Given data:
+ + + + +

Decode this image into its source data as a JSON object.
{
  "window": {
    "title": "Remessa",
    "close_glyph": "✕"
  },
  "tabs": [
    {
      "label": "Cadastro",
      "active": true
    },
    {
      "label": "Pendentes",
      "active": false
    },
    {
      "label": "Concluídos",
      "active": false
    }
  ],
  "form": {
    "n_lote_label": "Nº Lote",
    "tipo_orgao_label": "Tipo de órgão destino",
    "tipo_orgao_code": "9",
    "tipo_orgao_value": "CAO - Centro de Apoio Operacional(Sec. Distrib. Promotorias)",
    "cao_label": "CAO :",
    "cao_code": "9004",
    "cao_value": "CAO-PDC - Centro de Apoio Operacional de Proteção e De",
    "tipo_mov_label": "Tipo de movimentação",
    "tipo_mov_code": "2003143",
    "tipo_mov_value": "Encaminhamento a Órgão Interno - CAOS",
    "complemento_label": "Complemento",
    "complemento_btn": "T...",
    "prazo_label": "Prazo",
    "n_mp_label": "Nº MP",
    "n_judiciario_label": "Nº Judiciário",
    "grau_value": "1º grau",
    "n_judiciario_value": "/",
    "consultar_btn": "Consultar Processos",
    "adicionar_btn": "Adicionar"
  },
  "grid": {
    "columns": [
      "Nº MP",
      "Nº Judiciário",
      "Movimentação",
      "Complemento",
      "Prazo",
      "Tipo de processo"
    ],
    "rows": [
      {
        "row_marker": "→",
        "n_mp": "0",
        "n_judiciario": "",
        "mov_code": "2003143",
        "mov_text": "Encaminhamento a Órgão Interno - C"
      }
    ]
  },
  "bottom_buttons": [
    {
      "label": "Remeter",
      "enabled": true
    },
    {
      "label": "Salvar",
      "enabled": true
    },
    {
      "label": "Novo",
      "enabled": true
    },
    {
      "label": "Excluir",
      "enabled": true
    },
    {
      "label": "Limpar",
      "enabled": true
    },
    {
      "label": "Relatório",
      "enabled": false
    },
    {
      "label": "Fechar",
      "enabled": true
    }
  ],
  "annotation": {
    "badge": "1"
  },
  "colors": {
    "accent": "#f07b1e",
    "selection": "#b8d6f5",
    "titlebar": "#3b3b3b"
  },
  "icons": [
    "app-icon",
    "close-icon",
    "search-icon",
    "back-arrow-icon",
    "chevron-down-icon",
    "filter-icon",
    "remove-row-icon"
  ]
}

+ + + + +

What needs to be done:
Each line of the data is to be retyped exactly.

Expected answer:
Decode this image into its source data as a JSON object.
{
  "window": {
    "title": "Remessa",
    "close_glyph": "✕"
  },
  "tabs": [
    {
      "label": "Cadastro",
      "active": true
    },
    {
      "label": "Pendentes",
      "active": false
    },
    {
      "label": "Concluídos",
      "active": false
    }
  ],
  "form": {
    "n_lote_label": "Nº Lote",
    "tipo_orgao_label": "Tipo de órgão destino",
    "tipo_orgao_code": "9",
    "tipo_orgao_value": "CAO - Centro de Apoio Operacional(Sec. Distrib. Promotorias)",
    "cao_label": "CAO :",
    "cao_code": "9004",
    "cao_value": "CAO-PDC - Centro de Apoio Operacional de Proteção e De",
    "tipo_mov_label": "Tipo de movimentação",
    "tipo_mov_code": "2003143",
    "tipo_mov_value": "Encaminhamento a Órgão Interno - CAOS",
    "complemento_label": "Complemento",
    "complemento_btn": "T...",
    "prazo_label": "Prazo",
    "n_mp_label": "Nº MP",
    "n_judiciario_label": "Nº Judiciário",
    "grau_value": "1º grau",
    "n_judiciario_value": "/",
    "consultar_btn": "Consultar Processos",
    "adicionar_btn": "Adicionar"
  },
  "grid": {
    "columns": [
      "Nº MP",
      "Nº Judiciário",
      "Movimentação",
      "Complemento",
      "Prazo",
      "Tipo de processo"
    ],
    "rows": [
      {
        "row_marker": "→",
        "n_mp": "0",
        "n_judiciario": "",
        "mov_code": "2003143",
        "mov_text": "Encaminhamento a Órgão Interno - C"
      }
    ]
  },
  "bottom_buttons": [
    {
      "label": "Remeter",
      "enabled": true
    },
    {
      "label": "Salvar",
      "enabled": true
    },
    {
      "label": "Novo",
      "enabled": true
    },
    {
      "label": "Excluir",
      "enabled": true
    },
    {
      "label": "Limpar",
      "enabled": true
    },
    {
      "label": "Relatório",
      "enabled": false
    },
    {
      "label": "Fechar",
      "enabled": true
    }
  ],
  "annotation": {
    "badge": "1"
  },
  "colors": {
    "accent": "#f07b1e",
    "selection": "#b8d6f5",
    "titlebar": "#3b3b3b"
  },
  "icons": [
    "app-icon",
    "close-icon",
    "search-icon",
    "back-arrow-icon",
    "chevron-down-icon",
    "filter-icon",
    "remove-row-icon"
  ]
}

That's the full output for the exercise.